What about the flowers? Once the trees become mature at about 8 to 10 years, flowers are produced every year early in spring as the trees are leafing out. Manitoba maple is dioecious, meaning that the trees come in two sexes, male and female. The flowers of both sexes are greenish, without petals and sepals. Only the female trees produce seeds after wind pollination has served the needs of fertilization of the ovaries. The female flowers are borne on a central stem that droops so that the pistils are exposed to wind and the pollen it brings. The male flowers, each borne on a slender stem, are produced in bundles that allow them to be shaken by the wind thus liberating the pollen. Some trees may produce bisexual flowers that may set fruit. I do not know what the general sex ratio of the species is, but it would be interesting to know. In most dioecious plants, males predominate.
The fruit, samaras, paired and in drooping clusters, mature over the summer and are dropped in the fall and winter as the wind shakes them loose and distributes them. Thus, they have a lot of moisture and temperature options for germination. That, coupled with the wide variety of conditions its seedlings can tolerate, may help explain how these trees are so prolific. The seeds are important food for squirrels and birds throughout the winter months.
Mature trees are described as small to medium sized and short lived. Although these descriptors may hold true in natural stands, those of us familiar with this tree would say that trees reaching 15 to 20 metres in height with trunk diameters exceeding one metre in old trees are quite large. Certainly they can live more than 60 years as those of us who have them in our gardens and fence-rows know.
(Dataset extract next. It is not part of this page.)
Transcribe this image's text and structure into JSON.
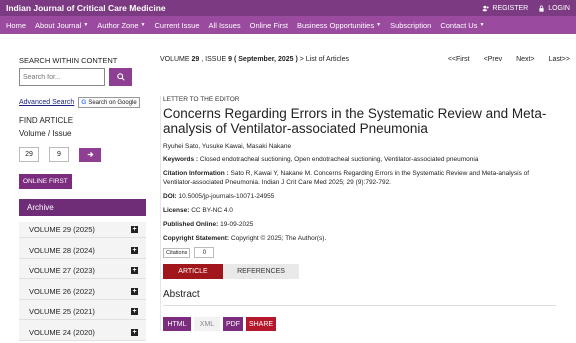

Upon Closer Examination
Horticulturalists have not been so quick to dismiss Manitoba maples. Some interesting cultivars include ‘Auratum’ with yellowish leaves with smooth undersides; several others with variegated leaves such as ‘Variegatum’ with its creamy white leaf margins; ‘Aureomarginatum’ with creamy yellow margins; ‘Flamingo’ with pink and white variegation; ‘Elegans’ has distinctly convex leaves; and the hardy cultivar ‘Baron’ is seedless (for those worried about the propensity for seeding). Where can one obtain those cultivars? The trees can be propagated vegetatively by cuttings and grafting.
Apart from horticultural, shade tree and basic botanical interest, Manitoba maple has been maligned for having few uses. However, its fast growth and fibrous root system make it a prime candidate for erosion control. Its capacity for coppicing suggest it could be used for biofuel production. Its light, close-grained, soft wood has little resemblance, except in colour, to the fine and dense wood of true box trees (Buxus spp.) and is considered undesirable for most uses. Even so, burls and knots have sometimes been made into bowls, dishes and drums by First Nations’ peoples.
The wood is burned for heat, cooking, various ceremonies and the smoke is reported to have medicinal value. The charcoal has been used traditionally for fuel and tattoos. Twigs can be hollowed out (de-pithed) and used for pipe stems and bellows tubes. The trees can be tapped for sap, which can then be boiled down to make syrup. Some First Nations’ peoples use scraping of the sweet inner bark to make an emetic infusion, or the scrapings have been mixed with other scrapings from the inside surface of animal hides, dried, and made into candy.
In summary, Manitoba maple is sweet, tough, handsome, widespread, useful and versatile, vigorous maybe to a fault, but certainly not “trash” by my standards!